Data extract section start

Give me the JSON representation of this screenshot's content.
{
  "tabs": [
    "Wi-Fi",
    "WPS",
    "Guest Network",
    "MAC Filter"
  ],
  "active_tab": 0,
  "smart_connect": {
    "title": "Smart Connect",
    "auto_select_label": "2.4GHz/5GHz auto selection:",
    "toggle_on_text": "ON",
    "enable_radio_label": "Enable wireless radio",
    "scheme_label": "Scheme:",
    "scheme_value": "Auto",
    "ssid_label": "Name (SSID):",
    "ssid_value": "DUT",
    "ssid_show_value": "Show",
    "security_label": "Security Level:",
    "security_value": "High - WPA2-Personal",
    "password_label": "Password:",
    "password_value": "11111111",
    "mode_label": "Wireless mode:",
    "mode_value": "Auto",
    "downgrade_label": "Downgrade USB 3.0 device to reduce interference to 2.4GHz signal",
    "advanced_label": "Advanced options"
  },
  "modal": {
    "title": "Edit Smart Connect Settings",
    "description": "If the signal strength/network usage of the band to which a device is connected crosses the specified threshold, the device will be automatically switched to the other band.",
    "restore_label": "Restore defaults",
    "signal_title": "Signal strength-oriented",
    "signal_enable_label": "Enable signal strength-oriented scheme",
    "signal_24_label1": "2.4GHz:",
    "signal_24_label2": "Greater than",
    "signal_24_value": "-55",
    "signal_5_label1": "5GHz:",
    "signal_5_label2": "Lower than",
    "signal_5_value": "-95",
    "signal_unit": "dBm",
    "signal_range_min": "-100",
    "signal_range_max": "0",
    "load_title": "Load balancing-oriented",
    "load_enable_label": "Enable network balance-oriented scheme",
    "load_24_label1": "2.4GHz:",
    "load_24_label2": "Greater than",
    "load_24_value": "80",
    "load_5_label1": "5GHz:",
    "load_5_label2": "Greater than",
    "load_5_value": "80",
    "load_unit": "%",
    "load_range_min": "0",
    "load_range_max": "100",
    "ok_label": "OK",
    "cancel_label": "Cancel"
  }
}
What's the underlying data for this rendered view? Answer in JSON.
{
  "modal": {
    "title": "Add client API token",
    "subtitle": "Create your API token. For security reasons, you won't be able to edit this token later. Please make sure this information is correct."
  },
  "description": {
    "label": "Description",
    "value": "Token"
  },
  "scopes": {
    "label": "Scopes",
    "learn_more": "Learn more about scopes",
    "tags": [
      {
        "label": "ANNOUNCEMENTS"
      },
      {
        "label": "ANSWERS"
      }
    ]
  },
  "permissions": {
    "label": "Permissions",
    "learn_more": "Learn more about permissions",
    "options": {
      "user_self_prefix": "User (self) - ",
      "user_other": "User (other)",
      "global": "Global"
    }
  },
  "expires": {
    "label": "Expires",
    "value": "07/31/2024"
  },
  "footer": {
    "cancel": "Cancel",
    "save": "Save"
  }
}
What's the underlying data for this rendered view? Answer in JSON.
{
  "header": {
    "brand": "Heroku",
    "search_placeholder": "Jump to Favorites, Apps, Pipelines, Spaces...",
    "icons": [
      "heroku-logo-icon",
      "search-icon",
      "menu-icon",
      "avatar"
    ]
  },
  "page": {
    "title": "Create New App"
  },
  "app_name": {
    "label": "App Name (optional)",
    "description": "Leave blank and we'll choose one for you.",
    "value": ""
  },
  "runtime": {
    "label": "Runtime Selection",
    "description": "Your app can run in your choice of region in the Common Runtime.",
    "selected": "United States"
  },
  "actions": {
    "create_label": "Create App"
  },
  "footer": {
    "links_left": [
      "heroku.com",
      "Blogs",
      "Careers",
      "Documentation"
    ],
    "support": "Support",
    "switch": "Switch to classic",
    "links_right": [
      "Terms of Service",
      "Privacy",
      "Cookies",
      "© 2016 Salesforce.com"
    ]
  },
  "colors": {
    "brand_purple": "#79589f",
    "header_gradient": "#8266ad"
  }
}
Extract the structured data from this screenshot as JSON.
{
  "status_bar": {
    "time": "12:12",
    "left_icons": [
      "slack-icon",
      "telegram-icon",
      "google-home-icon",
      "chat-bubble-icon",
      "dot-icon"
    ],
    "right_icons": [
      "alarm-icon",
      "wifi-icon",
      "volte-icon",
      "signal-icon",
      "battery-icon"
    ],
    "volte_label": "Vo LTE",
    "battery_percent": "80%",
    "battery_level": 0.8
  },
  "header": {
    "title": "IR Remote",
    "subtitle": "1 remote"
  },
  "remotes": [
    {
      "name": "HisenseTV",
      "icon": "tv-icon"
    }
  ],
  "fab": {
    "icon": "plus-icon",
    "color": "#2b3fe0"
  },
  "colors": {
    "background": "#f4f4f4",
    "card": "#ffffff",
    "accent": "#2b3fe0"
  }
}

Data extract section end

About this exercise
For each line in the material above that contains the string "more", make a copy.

Task output
    "learn_more": "Learn more about scopes",
    "learn_more": "Learn more about permissions",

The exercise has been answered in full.